  • Vegetarians and vegans will have good choices in urban areas. It can be more difficult, especially for vegans, in country areas but there are generally supermarkets and farmer's markets where you can stock up. Soy milk is fairly staple.
  • If flying to Australia from far away, take a stopover on the way there and the flight won't feel anywhere near as bad. There are many wonderful places to stopover, such as Asia and the South Pacific.
  • Always have travel insurance. Australia has a good medical system with free health services in hospitals for emergencies but doctors visits cost money and rebates are only available to those in the Medicare system, which is for Australians and reciprocal countries such as New Zealand and the UK. Even then, the rules can be complicated. And you should be covered for theft, accidents etc.
  • Many backpackers from Europe take several months to backpack Australia, due to its enormous size and what is perceived by them as "such a long way to travel"!
  • Backpacks, backpacking equipment and other outdoor and travel supplies are sold all over Australia, so you won't have any problems refilling broken, lost, or used-up items at good prices.


  • Beware of wildfires if hiking or driving through hot and dry areas. Wildfires are fierce, fast and merciless. Always read the news before setting out during wildfire season (whenever it is really dry, but especially summer time with the increased heat). Driving through wildfire smoke is disorienting and frightening. If you are caught in the fire, stay with your car, crouch down low and try to cover yourself until the fire passes and then get out. People have died getting caught this way, however, so it is best to avoid such situations by planning ahead.

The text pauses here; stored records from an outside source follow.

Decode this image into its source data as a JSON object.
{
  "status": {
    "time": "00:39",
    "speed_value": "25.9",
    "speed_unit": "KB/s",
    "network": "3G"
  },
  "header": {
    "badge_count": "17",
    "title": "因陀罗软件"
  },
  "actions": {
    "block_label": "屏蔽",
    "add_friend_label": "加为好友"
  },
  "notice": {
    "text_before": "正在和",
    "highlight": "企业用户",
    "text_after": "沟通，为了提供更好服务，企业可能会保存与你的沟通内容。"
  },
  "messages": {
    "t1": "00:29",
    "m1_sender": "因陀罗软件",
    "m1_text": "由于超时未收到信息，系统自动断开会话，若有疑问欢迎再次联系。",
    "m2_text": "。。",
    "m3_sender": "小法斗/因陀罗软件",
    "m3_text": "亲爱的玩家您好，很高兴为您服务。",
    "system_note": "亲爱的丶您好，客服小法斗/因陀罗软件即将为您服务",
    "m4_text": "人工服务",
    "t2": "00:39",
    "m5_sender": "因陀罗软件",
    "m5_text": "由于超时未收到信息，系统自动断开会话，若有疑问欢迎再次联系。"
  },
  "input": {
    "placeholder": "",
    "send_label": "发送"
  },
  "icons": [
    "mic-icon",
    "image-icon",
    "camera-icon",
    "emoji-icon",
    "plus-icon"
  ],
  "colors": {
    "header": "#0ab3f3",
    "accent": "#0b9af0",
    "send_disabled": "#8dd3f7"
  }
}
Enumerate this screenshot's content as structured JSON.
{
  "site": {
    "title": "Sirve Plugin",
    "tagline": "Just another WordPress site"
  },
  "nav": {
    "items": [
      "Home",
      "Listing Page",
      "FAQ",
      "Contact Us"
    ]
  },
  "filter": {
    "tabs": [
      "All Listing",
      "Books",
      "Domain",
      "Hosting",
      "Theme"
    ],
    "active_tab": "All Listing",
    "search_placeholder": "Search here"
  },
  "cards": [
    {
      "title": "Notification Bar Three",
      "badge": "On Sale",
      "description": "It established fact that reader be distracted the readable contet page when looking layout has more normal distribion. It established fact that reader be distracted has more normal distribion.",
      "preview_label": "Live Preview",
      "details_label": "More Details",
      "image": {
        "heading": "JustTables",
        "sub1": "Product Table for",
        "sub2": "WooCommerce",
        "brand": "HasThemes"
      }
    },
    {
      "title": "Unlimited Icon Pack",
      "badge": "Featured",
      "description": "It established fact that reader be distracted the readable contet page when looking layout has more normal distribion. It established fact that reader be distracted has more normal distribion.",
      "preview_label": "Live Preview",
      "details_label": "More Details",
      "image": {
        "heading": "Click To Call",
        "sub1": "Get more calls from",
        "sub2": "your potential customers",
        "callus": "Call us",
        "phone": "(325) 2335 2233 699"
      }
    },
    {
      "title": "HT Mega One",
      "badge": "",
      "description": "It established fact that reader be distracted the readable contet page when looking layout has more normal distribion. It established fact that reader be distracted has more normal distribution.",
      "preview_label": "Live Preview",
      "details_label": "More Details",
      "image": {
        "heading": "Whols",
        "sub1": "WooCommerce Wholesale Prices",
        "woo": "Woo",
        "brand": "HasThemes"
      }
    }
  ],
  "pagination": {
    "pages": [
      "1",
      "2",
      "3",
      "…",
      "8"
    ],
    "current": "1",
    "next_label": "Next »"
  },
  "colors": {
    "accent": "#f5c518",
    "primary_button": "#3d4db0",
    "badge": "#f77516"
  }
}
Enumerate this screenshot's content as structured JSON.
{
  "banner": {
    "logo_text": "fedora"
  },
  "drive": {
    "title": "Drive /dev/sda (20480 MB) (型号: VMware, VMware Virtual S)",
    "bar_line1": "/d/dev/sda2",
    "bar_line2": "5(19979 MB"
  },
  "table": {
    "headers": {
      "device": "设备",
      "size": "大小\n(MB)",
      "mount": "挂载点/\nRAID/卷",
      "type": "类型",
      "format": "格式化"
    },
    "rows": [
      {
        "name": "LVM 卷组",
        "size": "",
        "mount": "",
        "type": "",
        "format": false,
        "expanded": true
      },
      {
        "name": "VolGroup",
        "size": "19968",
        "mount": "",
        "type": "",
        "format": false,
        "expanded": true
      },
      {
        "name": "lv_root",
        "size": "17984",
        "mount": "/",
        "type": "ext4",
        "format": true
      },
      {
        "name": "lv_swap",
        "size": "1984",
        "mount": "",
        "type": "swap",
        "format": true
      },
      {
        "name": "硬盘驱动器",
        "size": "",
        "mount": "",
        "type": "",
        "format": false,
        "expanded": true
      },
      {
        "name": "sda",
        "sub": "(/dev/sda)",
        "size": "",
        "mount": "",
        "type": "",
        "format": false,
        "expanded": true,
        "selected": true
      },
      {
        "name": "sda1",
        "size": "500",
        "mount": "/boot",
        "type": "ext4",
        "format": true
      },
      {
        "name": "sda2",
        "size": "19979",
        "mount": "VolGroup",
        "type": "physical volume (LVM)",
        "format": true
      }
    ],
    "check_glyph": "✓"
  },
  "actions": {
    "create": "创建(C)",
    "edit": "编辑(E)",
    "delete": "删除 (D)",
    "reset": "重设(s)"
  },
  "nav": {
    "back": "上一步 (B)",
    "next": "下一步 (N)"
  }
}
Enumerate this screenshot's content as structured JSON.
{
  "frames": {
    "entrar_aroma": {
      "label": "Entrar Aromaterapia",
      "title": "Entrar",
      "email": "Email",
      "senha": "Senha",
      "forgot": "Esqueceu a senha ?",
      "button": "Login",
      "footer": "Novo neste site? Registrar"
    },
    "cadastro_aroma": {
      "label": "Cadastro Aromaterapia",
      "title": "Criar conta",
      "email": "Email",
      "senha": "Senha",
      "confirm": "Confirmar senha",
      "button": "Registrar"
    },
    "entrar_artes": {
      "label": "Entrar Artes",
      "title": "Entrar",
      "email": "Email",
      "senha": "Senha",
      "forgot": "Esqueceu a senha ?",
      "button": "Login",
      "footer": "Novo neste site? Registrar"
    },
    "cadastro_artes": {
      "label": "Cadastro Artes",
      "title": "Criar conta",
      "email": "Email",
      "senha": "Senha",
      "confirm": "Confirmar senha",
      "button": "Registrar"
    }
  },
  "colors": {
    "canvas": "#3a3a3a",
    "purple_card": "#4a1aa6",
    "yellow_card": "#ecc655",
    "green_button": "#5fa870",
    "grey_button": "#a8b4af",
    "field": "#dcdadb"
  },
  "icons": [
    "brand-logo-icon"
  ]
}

Things You'll Need

  • Backpack
  • Maps
  • Itinerary (planned in advance)
  • Guidebook(s)

Article Info

Categories: Australia | Backpacking and Hiking